Dr. Buscher's Biography

Dr. Buscher has been in active practice over 40 years. He has an integrative and functinoal medical practice focusing on complementary, nutritional and environmental aspects in treating medical conditions.

Dr. Buscher is board-certified by the American Board of Environmental Medicine and is a fellow in the American Academy of Environmental Medicine. He is past president of the American Academy of Environmental Medicine, where he was a long-term faculty member and program director for the basic instructional courses, which trains physicians in the field of environmental medicine.

Background

My interest in medicine started while serving as a medical corpsman in the Navy and Marine Corps. After completing my time with the military I went to the City College of New York, where I majored in biology and minored in chemistry. After that I graduated from medical school at the State University of New York at Buffalo. While in medical school I developed an interest in nutrition, but courses in this field were not very useful.

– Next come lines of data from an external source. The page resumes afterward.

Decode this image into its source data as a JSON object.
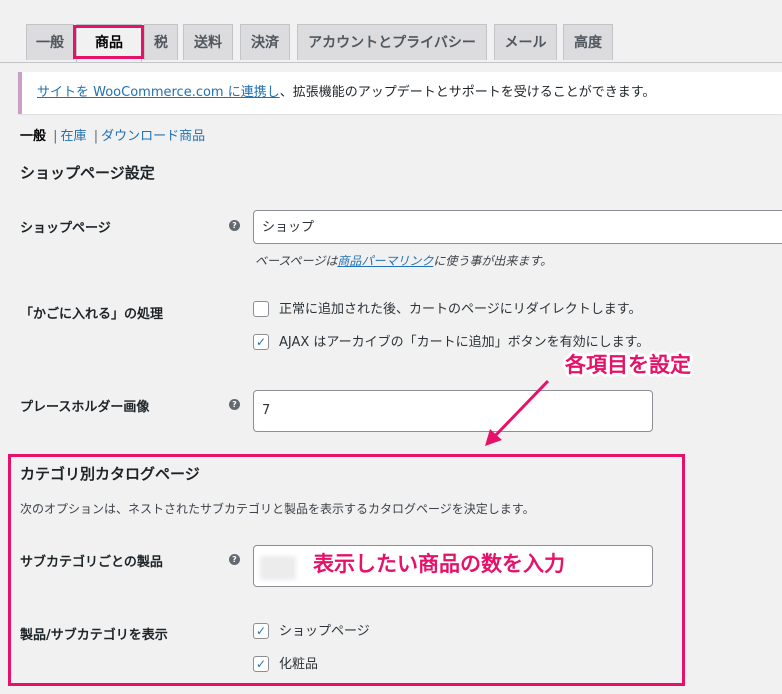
{
  "tabs": [
    {
      "label": "一般"
    },
    {
      "label": "商品"
    },
    {
      "label": "税"
    },
    {
      "label": "送料"
    },
    {
      "label": "決済"
    },
    {
      "label": "アカウントとプライバシー"
    },
    {
      "label": "メール"
    },
    {
      "label": "高度"
    }
  ],
  "active_tab": "商品",
  "notice": {
    "link_text": "サイトを WooCommerce.com に連携し",
    "rest_text": "、拡張機能のアップデートとサポートを受けることができます。"
  },
  "subnav": {
    "current": "一般",
    "items": [
      "在庫",
      "ダウンロード商品"
    ],
    "separator": "|"
  },
  "shop_section": {
    "title": "ショップページ設定",
    "shop_page": {
      "label": "ショップページ",
      "value": "ショップ",
      "desc_prefix": "ベースページは",
      "desc_link": "商品パーマリンク",
      "desc_suffix": "に使う事が出来ます。"
    },
    "cart_behavior": {
      "label": "「かごに入れる」の処理",
      "options": [
        {
          "text": "正常に追加された後、カートのページにリダイレクトします。",
          "checked": false
        },
        {
          "text": "AJAX はアーカイブの「カートに追加」ボタンを有効にします。",
          "checked": true
        }
      ]
    },
    "placeholder_image": {
      "label": "プレースホルダー画像",
      "value": "7"
    }
  },
  "catalog_section": {
    "title": "カテゴリ別カタログページ",
    "description": "次のオプションは、ネストされたサブカテゴリと製品を表示するカタログページを決定します。",
    "products_per_subcategory": {
      "label": "サブカテゴリごとの製品"
    },
    "show_products": {
      "label": "製品/サブカテゴリを表示",
      "options": [
        {
          "text": "ショップページ",
          "checked": true
        },
        {
          "text": "化粧品",
          "checked": true
        }
      ]
    }
  },
  "annotations": {
    "callout_top": "各項目を設定",
    "callout_input": "表示したい商品の数を入力",
    "color": "#e6126a"
  },
  "help_icon": "?"
}
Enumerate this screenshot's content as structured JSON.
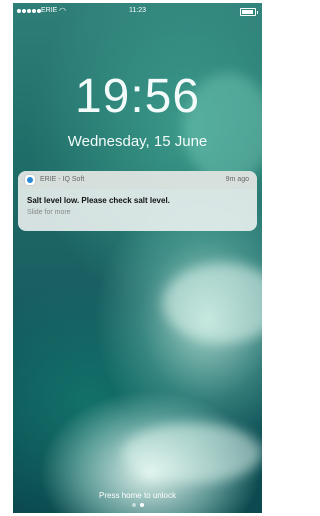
{
  "status_bar": {
    "carrier": "ERIE",
    "time": "11:23"
  },
  "lock_screen": {
    "clock": "19:56",
    "date": "Wednesday, 15 June"
  },
  "notification": {
    "app_name": "ERIE - IQ Soft",
    "age": "9m ago",
    "message": "Salt level low.  Please check salt level.",
    "hint": "Slide for more"
  },
  "footer": {
    "unlock_hint": "Press home to unlock"
  },
  "icons": [
    "signal-dots-icon",
    "wifi-icon",
    "battery-icon",
    "app-icon"
  ]
}
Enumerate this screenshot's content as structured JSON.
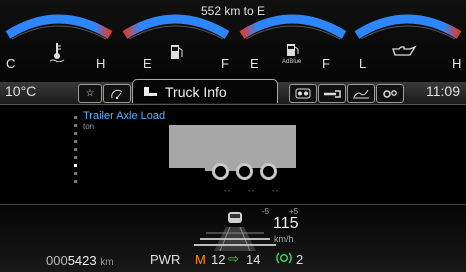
{
  "range_text": "552 km to E",
  "gauges": [
    {
      "name": "coolant",
      "left": "C",
      "right": "H",
      "icon": "coolant-temperature-icon"
    },
    {
      "name": "fuel",
      "left": "E",
      "right": "F",
      "icon": "fuel-pump-icon"
    },
    {
      "name": "adblue",
      "left": "E",
      "right": "F",
      "icon": "adblue-icon",
      "icon_label": "AdBlue"
    },
    {
      "name": "oil",
      "left": "L",
      "right": "H",
      "icon": "oil-can-icon"
    }
  ],
  "colors": {
    "gauge_low": "#2e86ff",
    "gauge_high": "#e23a2a",
    "accent_blue": "#5fb2ff",
    "gear_orange": "#ff8a1f",
    "green": "#3ccf5a"
  },
  "tabbar": {
    "temperature": "10°C",
    "clock": "11:09",
    "active_tab": "Truck Info",
    "tabs_left": [
      "star-icon",
      "tachograph-icon"
    ],
    "tabs_right": [
      "trip-icon",
      "wrench-icon",
      "road-icon",
      "settings-icon"
    ]
  },
  "axle_panel": {
    "title": "Trailer Axle Load",
    "unit": "ton",
    "axle_values": [
      "--",
      "--",
      "--"
    ],
    "scale_level": 0.2
  },
  "status": {
    "odometer_prefix": "000",
    "odometer_value": "5423",
    "odometer_unit": "km",
    "mode": "PWR",
    "gear_mode": "M",
    "gear_current": "12",
    "gear_arrow": "⇨",
    "gear_target": "14",
    "acc_value": "2",
    "speed_value": "115",
    "speed_unit": "km/h",
    "speed_minus": "-5",
    "speed_plus": "+5"
  }
}
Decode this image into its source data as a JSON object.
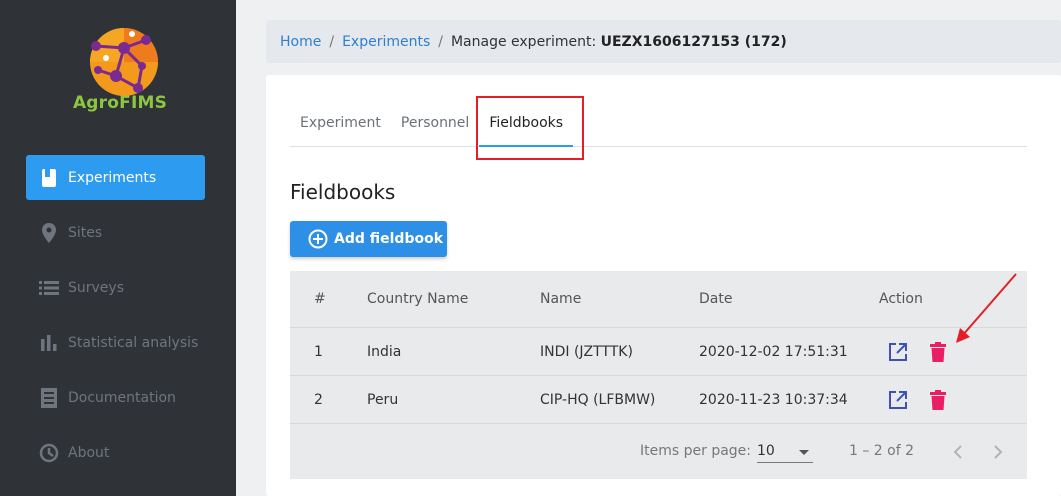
{
  "app": {
    "logo_text": "AgroFIMS"
  },
  "sidebar": {
    "items": [
      {
        "label": "Experiments",
        "icon": "book-icon",
        "active": true
      },
      {
        "label": "Sites",
        "icon": "map-pin-icon"
      },
      {
        "label": "Surveys",
        "icon": "list-icon"
      },
      {
        "label": "Statistical analysis",
        "icon": "bar-chart-icon"
      },
      {
        "label": "Documentation",
        "icon": "document-icon"
      },
      {
        "label": "About",
        "icon": "about-icon"
      }
    ]
  },
  "breadcrumb": {
    "home": "Home",
    "experiments": "Experiments",
    "current_prefix": "Manage experiment: ",
    "current_id": "UEZX1606127153 (172)"
  },
  "tabs": [
    {
      "label": "Experiment"
    },
    {
      "label": "Personnel"
    },
    {
      "label": "Fieldbooks",
      "active": true
    }
  ],
  "section": {
    "title": "Fieldbooks",
    "add_button": "Add fieldbook"
  },
  "table": {
    "headers": [
      "#",
      "Country Name",
      "Name",
      "Date",
      "Action"
    ],
    "rows": [
      {
        "num": "1",
        "country": "India",
        "name": "INDI (JZTTTK)",
        "date": "2020-12-02 17:51:31"
      },
      {
        "num": "2",
        "country": "Peru",
        "name": "CIP-HQ (LFBMW)",
        "date": "2020-11-23 10:37:34"
      }
    ]
  },
  "paginator": {
    "items_per_page_label": "Items per page:",
    "page_size": "10",
    "range": "1 – 2 of 2"
  },
  "colors": {
    "accent": "#2d9cf0",
    "sidebar_bg": "#2f3338",
    "delete": "#e91e63",
    "open": "#3f51b5",
    "highlight": "#e41e26"
  }
}
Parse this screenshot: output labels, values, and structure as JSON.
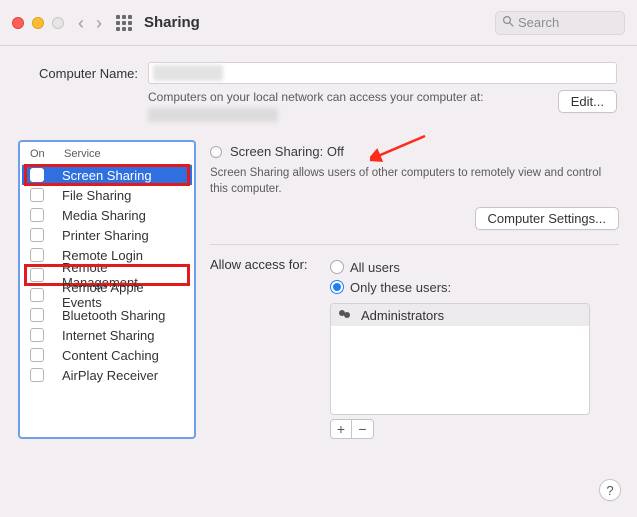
{
  "titlebar": {
    "title": "Sharing",
    "search_placeholder": "Search"
  },
  "computer_name": {
    "label": "Computer Name:",
    "subtext": "Computers on your local network can access your computer at:",
    "edit_button": "Edit..."
  },
  "service_header": {
    "on": "On",
    "service": "Service"
  },
  "services": [
    {
      "label": "Screen Sharing",
      "selected": true,
      "highlighted": true
    },
    {
      "label": "File Sharing"
    },
    {
      "label": "Media Sharing"
    },
    {
      "label": "Printer Sharing"
    },
    {
      "label": "Remote Login"
    },
    {
      "label": "Remote Management",
      "highlighted": true
    },
    {
      "label": "Remote Apple Events"
    },
    {
      "label": "Bluetooth Sharing"
    },
    {
      "label": "Internet Sharing"
    },
    {
      "label": "Content Caching"
    },
    {
      "label": "AirPlay Receiver"
    }
  ],
  "detail": {
    "status_prefix": "Screen Sharing:",
    "status_value": "Off",
    "description": "Screen Sharing allows users of other computers to remotely view and control this computer.",
    "computer_settings_button": "Computer Settings...",
    "access_label": "Allow access for:",
    "opt_all": "All users",
    "opt_only": "Only these users:",
    "access_selected": "only",
    "users": [
      "Administrators"
    ],
    "plus": "+",
    "minus": "−"
  },
  "help": "?"
}
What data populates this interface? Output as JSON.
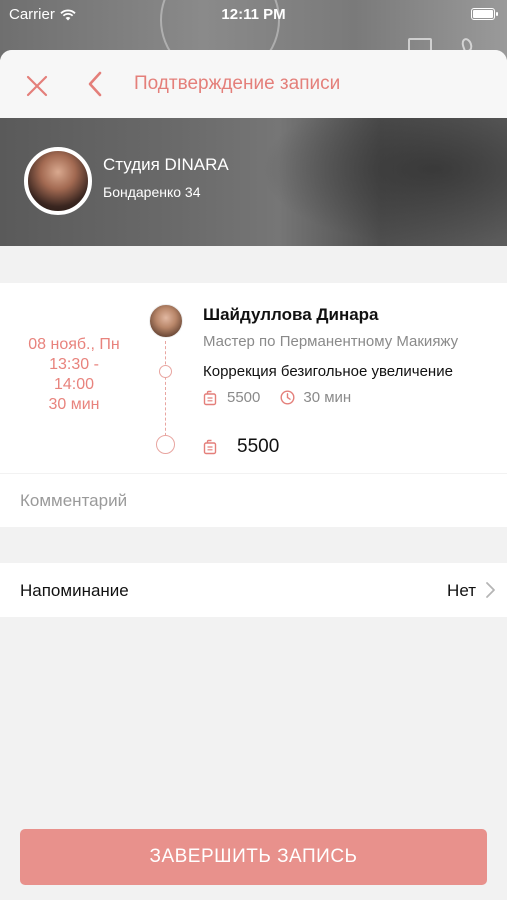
{
  "status_bar": {
    "carrier": "Carrier",
    "time": "12:11 PM"
  },
  "nav": {
    "title": "Подтверждение записи"
  },
  "studio": {
    "name": "Студия DINARA",
    "address": "Бондаренко 34"
  },
  "appointment": {
    "date": "08 нояб., Пн",
    "time_from": "13:30 -",
    "time_to": "14:00",
    "duration": "30 мин",
    "master_name": "Шайдуллова Динара",
    "master_role": "Мастер по Перманентному Макияжу",
    "service_name": "Коррекция безигольное увеличение",
    "service_price": "5500",
    "service_duration": "30 мин",
    "total_price": "5500"
  },
  "comment": {
    "placeholder": "Комментарий",
    "value": ""
  },
  "reminder": {
    "label": "Напоминание",
    "value": "Нет"
  },
  "actions": {
    "complete_label": "ЗАВЕРШИТЬ ЗАПИСЬ"
  },
  "colors": {
    "accent": "#e47f7a",
    "button": "#e8918c",
    "muted": "#8a8a8a"
  }
}
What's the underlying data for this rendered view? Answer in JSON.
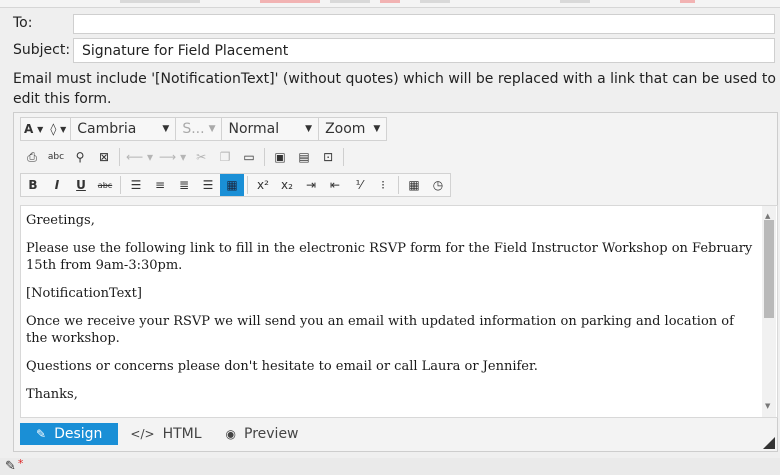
{
  "form": {
    "to_label": "To:",
    "to_value": "",
    "subject_label": "Subject:",
    "subject_value": "Signature for Field Placement",
    "hint": "Email must include '[NotificationText]' (without quotes) which will be replaced with a link that can be used to edit this form."
  },
  "toolbar": {
    "row1": {
      "font_color_icon": "A",
      "highlight_icon": "◊",
      "font_family": "Cambria",
      "font_size": "S...",
      "paragraph": "Normal",
      "zoom": "Zoom"
    },
    "row2": [
      "print-icon",
      "spellcheck-icon",
      "find-icon",
      "select-all-icon",
      "undo-icon",
      "redo-icon",
      "cut-icon",
      "copy-icon",
      "paste-icon",
      "paste-word-icon",
      "paste-text-icon",
      "paste-html-icon"
    ],
    "row3": [
      "bold-icon",
      "italic-icon",
      "underline-icon",
      "strikethrough-icon",
      "align-left-icon",
      "align-center-icon",
      "align-right-icon",
      "justify-icon",
      "format-stripper-icon",
      "superscript-icon",
      "subscript-icon",
      "indent-icon",
      "outdent-icon",
      "numbered-list-icon",
      "bulleted-list-icon",
      "insert-date-icon",
      "insert-time-icon"
    ],
    "labels": {
      "bold": "B",
      "italic": "I",
      "underline": "U",
      "strike": "abc",
      "superscript": "x²",
      "subscript": "x₂",
      "spell": "abc"
    }
  },
  "content": {
    "paragraphs": [
      "Greetings,",
      "Please use the following link to fill in the electronic RSVP form for the Field Instructor Workshop on February 15th from 9am-3:30pm.",
      "[NotificationText]",
      "Once we receive your RSVP we will send you an email with updated information on parking and location of the workshop.",
      "Questions or concerns please don't hesitate to email or call Laura or Jennifer.",
      "Thanks,"
    ]
  },
  "modes": {
    "design": "Design",
    "html": "HTML",
    "preview": "Preview",
    "active": "design"
  },
  "colors": {
    "accent": "#1a8fd6",
    "required": "#dd2222"
  }
}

I spent the next three years working as a family doctor in Alaska and became board-certified by of the American Board of Family Practice. I was medical director of the Anchorage Neighborhood Health Center and on the staff of Providence Hospital and the Anchorage Community Hospital. I also was medical director of the Drug Dependency Clinic, Alcohol Rehabilitation Center, STD clinic and Free Clinic. Within three years I got burned out and disillusioned with the practice of medicine and decided to leave Alaska. I was going to find a more meaningful way of practicing medicine or quit.

Just before I left Alaska I had a divine appointment, although I didn't recognize it at the time. Robert Marshall, M.D., Ph.D. Professor of Medicine from the University of Chicago interviewed for my position. I was perplexed as to why a professor of medicine from a university would want to replace a family practitioner in Alaska. The reason - his wife couldn't live in Chicago because of the pollution nor in the suburbs because of the pesticide/herbicides used on the lawns. He and his wife were considering moving to Alaska where the air quality was far better .Dr. Marshall said his wife was diagnosed by Theron Randolph, M.D., a Harvard trained allergist known as the "Father of Environmental Medicine" and was known to be well ahead of his time. Although I never heard of a condition like this before, it didn't really surprise me, nevertheless, their story intrigued me and sparked my interest.

I decided to learn more about Dr. Randolph and read several of his publications and then contacted him. We got together a few times and I found myself spending the next year and a half in a training/Fellowship in his hospital unit at the Human Ecology Research Foundation. Under Dr. Randolph's mentorship it became crystal-clear that my previous approach to treating illness wa grossly inadequate and I had to totally revamp my medical thinking. I became profoundly aware that by far most of the patients I had been previously treating were sick simply because of what they were eating or exposed to in their environment. Due to Dr. Randolph's knowledge, experience and patient tutoring mentoring I was "born again" into medicine with a brand-new mindset. Now I knew how to unravel the causes of my patient's health problems and treat them more effectively. The medical field became exciting for me once again. Thank you Dr. Randolph.

After my life-changing experience with Dr. Randolph I completed two years of residency training in Occupational Medicine at the University of Washington, confirming much of what Dr. Randolph taught me. My next five years were spent with Jonathan Wright, M.D., another blessing and turning point in my career. Jonathan's genius and willingness to teach me the basics of nutritional medicine broadly expanded my knowledge in the art and science of medicine. I am deeply indebted and thankful to my former professors, mentors, colleagues and friends who taught me so much to help me become a more knowledgeable physician. I continue to be a work in progress.

I am married to Molly Jensen. Molly has an active counseling practice at our clinic, which includesindividual, group, marriage and family therapy. We have two grown children and six grandchildren. Some of my interests outside of medicine include hiking, bicycling, snowshoeing, downhill and cross-country skiing, church-based activities and organic gardening.